We’ve analyzed $50M worth of sales to find the secret to getting a 36% increase in ROIs this holiday season!
With just a month away from the biggest shopping day of the year, you should be going full steam ahead. But are you putting your money and effort into the right places? A lot of small businesses slow down their Google advertising after Thanksgiving weekend, thinking that:
- The biggest shopping day is behind them
- They don’t need SERP (search engine result page) traffic when they have Facebook and other social campaigns running
- It is too expensive to compete during these times
- The ROIs (return on investments) aren’t worth it
However, a ROI case study we just performed found that for all of these cases, the exact opposite is actually true.

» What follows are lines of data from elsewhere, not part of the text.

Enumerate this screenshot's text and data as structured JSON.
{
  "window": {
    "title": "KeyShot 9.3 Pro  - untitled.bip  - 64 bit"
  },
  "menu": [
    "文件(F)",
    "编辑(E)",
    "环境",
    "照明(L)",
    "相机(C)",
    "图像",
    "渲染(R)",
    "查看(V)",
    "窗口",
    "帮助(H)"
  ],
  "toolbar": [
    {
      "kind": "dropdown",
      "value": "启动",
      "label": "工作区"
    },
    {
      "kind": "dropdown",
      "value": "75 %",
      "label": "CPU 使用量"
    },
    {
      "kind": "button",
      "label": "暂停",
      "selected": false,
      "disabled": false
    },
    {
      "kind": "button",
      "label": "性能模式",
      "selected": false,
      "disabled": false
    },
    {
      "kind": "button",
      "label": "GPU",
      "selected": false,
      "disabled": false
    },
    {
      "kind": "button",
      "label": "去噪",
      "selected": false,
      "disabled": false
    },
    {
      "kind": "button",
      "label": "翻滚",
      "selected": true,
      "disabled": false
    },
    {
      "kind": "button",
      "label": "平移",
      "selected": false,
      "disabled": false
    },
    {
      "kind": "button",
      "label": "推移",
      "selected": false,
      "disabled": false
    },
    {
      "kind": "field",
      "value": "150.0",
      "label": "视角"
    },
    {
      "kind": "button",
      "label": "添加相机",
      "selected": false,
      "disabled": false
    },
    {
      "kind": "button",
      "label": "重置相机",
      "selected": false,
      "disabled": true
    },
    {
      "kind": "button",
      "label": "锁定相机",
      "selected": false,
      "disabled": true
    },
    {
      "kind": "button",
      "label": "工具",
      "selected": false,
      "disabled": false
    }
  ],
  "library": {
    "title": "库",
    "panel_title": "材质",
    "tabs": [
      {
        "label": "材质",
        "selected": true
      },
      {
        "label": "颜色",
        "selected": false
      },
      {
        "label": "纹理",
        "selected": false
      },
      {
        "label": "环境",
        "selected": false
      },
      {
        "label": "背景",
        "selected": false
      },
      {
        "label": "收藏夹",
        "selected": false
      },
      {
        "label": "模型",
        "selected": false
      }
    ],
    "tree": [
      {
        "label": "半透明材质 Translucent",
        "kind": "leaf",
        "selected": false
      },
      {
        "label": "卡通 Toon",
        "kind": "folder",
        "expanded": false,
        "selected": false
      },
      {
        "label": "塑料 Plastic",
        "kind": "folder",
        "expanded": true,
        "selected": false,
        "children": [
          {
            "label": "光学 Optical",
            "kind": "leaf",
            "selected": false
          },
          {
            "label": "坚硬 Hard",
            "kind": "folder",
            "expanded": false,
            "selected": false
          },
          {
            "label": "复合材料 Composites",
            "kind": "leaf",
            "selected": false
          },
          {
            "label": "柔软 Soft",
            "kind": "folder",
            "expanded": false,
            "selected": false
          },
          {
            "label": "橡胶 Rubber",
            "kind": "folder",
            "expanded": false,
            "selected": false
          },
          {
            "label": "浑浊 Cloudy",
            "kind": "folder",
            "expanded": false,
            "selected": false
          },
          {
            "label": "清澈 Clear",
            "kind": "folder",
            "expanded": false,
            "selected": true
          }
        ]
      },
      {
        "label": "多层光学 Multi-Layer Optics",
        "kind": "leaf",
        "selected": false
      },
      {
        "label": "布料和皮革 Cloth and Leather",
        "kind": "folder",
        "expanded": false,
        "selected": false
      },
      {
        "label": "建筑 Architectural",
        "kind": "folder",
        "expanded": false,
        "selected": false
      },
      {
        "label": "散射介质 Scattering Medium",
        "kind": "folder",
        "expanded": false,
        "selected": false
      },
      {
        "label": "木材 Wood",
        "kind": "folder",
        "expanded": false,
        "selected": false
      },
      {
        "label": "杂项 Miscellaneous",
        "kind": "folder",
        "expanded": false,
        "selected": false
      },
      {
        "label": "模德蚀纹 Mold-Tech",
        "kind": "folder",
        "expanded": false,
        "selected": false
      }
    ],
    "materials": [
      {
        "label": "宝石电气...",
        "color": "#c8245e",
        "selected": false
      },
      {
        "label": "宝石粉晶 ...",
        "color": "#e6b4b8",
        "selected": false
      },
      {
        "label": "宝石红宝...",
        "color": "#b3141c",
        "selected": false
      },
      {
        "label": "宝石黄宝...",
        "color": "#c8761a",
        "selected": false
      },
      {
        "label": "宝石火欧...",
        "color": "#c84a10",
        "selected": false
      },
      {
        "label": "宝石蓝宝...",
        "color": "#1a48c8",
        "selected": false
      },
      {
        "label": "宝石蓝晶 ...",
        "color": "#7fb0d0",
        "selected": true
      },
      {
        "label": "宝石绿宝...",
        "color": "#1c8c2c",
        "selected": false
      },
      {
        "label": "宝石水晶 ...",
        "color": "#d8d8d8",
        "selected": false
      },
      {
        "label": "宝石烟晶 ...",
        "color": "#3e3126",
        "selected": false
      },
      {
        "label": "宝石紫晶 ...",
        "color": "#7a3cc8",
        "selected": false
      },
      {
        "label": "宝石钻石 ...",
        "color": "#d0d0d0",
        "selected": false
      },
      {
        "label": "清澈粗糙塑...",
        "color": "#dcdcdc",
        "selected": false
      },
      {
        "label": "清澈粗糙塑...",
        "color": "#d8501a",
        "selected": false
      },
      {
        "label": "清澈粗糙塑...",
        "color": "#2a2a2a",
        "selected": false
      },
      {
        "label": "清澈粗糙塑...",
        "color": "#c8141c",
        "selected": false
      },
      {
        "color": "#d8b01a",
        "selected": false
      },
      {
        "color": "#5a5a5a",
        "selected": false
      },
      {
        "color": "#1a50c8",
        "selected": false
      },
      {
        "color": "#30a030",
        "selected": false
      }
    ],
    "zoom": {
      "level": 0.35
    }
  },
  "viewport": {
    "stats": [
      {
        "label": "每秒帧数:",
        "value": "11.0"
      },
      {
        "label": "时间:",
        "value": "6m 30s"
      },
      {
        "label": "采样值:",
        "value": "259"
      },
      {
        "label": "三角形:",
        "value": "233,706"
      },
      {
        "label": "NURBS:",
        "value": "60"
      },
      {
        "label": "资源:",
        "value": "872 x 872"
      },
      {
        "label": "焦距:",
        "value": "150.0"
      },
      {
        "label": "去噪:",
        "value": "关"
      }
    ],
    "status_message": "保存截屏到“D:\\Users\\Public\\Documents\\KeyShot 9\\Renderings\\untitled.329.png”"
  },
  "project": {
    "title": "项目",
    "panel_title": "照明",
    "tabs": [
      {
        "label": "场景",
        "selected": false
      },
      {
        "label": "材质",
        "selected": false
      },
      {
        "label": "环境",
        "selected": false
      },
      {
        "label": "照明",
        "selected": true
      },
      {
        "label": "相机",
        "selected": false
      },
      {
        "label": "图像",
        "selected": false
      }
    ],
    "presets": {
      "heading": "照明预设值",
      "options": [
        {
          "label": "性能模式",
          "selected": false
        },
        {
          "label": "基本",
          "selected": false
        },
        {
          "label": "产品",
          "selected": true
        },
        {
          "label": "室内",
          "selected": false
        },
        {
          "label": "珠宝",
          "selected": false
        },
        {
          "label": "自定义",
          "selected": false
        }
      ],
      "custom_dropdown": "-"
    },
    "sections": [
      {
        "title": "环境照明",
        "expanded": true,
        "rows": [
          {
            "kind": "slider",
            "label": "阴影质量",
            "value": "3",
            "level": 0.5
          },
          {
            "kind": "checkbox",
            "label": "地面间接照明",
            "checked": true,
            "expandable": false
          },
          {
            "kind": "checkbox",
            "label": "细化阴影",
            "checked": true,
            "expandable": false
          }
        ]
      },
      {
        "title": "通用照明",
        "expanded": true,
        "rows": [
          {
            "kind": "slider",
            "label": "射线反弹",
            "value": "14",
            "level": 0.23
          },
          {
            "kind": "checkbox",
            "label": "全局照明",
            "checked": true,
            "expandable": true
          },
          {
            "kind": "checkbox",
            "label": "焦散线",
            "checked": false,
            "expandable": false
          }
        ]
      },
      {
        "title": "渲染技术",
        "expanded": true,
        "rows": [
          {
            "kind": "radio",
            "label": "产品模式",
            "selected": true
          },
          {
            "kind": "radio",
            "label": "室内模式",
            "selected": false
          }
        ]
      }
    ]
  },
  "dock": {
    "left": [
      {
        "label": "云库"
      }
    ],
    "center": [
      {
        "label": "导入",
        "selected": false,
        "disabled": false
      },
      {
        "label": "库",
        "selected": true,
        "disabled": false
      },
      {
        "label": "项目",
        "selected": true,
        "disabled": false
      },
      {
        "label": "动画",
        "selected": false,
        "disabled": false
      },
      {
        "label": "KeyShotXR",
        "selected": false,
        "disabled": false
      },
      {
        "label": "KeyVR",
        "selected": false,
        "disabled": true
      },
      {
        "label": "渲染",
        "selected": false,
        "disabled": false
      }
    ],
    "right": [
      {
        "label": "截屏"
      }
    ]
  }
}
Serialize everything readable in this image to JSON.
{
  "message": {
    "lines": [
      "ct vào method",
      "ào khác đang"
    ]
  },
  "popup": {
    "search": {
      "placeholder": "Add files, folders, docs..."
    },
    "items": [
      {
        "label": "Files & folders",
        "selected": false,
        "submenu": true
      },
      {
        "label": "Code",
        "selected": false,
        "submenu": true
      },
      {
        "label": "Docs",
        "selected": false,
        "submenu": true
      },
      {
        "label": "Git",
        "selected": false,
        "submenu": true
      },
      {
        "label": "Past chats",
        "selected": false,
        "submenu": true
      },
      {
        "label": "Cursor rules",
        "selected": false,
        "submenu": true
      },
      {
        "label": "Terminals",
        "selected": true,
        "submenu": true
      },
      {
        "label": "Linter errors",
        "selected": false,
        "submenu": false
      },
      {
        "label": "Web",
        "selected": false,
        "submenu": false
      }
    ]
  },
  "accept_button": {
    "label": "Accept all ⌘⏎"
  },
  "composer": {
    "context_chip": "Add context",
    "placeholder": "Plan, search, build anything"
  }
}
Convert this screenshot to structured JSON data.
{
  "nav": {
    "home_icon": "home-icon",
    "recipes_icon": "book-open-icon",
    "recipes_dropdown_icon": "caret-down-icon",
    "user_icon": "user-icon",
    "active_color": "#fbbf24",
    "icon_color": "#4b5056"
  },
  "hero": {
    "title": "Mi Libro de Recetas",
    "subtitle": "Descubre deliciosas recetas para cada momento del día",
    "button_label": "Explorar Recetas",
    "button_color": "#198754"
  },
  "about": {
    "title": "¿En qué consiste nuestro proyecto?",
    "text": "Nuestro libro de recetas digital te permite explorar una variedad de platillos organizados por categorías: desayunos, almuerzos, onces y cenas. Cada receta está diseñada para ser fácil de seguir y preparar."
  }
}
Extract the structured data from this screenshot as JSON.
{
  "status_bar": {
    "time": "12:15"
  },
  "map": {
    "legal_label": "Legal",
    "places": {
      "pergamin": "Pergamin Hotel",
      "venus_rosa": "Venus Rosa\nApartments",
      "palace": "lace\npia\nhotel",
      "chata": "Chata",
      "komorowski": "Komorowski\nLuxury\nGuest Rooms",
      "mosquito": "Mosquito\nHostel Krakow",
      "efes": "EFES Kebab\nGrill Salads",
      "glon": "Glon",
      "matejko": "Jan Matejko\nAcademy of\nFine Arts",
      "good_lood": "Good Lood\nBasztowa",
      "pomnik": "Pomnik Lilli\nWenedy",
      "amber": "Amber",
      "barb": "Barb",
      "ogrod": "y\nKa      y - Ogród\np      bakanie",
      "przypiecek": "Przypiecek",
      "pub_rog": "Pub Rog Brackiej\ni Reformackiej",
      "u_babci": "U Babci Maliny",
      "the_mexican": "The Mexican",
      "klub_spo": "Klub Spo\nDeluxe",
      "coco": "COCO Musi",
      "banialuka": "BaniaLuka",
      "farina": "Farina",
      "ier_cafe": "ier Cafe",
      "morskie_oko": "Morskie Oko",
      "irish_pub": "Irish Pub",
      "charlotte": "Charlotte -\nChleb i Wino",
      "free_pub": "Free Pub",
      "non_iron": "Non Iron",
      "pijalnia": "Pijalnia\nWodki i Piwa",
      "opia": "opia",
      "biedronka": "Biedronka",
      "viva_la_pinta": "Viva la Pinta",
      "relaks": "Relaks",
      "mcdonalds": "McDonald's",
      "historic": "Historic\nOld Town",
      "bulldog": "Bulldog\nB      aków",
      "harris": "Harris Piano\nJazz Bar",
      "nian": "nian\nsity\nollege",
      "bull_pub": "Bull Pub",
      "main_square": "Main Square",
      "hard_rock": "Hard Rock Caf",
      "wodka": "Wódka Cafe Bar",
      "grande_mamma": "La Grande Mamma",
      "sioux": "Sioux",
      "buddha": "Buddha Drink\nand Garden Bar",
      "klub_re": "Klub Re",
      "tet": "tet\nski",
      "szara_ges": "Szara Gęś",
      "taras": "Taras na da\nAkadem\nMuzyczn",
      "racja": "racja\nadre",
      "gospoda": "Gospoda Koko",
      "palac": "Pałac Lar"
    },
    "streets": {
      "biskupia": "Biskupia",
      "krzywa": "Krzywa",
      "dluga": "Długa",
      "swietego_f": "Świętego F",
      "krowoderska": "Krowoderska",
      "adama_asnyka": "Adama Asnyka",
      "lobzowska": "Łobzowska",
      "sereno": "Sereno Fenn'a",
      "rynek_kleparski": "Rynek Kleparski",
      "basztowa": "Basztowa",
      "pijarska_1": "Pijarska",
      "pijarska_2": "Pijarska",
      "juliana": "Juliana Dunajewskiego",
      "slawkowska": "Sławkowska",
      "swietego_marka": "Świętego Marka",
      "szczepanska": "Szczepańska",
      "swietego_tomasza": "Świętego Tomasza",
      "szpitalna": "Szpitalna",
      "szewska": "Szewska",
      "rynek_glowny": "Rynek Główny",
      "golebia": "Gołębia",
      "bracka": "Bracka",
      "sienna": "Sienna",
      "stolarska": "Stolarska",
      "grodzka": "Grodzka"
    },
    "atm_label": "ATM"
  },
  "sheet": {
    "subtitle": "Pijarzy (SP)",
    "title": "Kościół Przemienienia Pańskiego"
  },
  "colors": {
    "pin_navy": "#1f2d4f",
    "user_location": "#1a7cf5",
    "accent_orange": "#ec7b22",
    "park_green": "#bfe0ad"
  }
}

During peak shopping days, from Thanksgiving weekend through to December 15 is when you should increase your budgets if you are hoping to get higher CTRs and ROIs and ultimately make the most of all those online Christmas shoppers at the ready to buy.
To prove this, we analyzed over $50 million worth of 2016 holiday sales to compare average costs, ROIs and CTRs before and during peak holiday shopping period.
Let’s look at the stats.
AdWords Holiday CTRs
In our case study we were able to prove that the average CTR increased by as much as 14% from pre-season (October 23-23 November) to peak season (November 24 – December 15). What does this trend mean? That during peak season you are likely to get 14% more clicks on your AdWords current ads.
AdWords Holiday ROI
eCommerce stores who invested in AdWords campaigns enjoyed a whopping 36% increase in ROIs during this period.
As we mentioned, a lot of eCommerce store owners are afraid of increased holidays bids. However, while there was an increase of 9% average, ROI is going to be up by 36% and that’s what counts. This means that despite an increase in spend, traffic will actually cost you less during peak shopping days.
To take advantage of the 36% average increased ROI trend, you need to throw more money into your campaigns. Taking…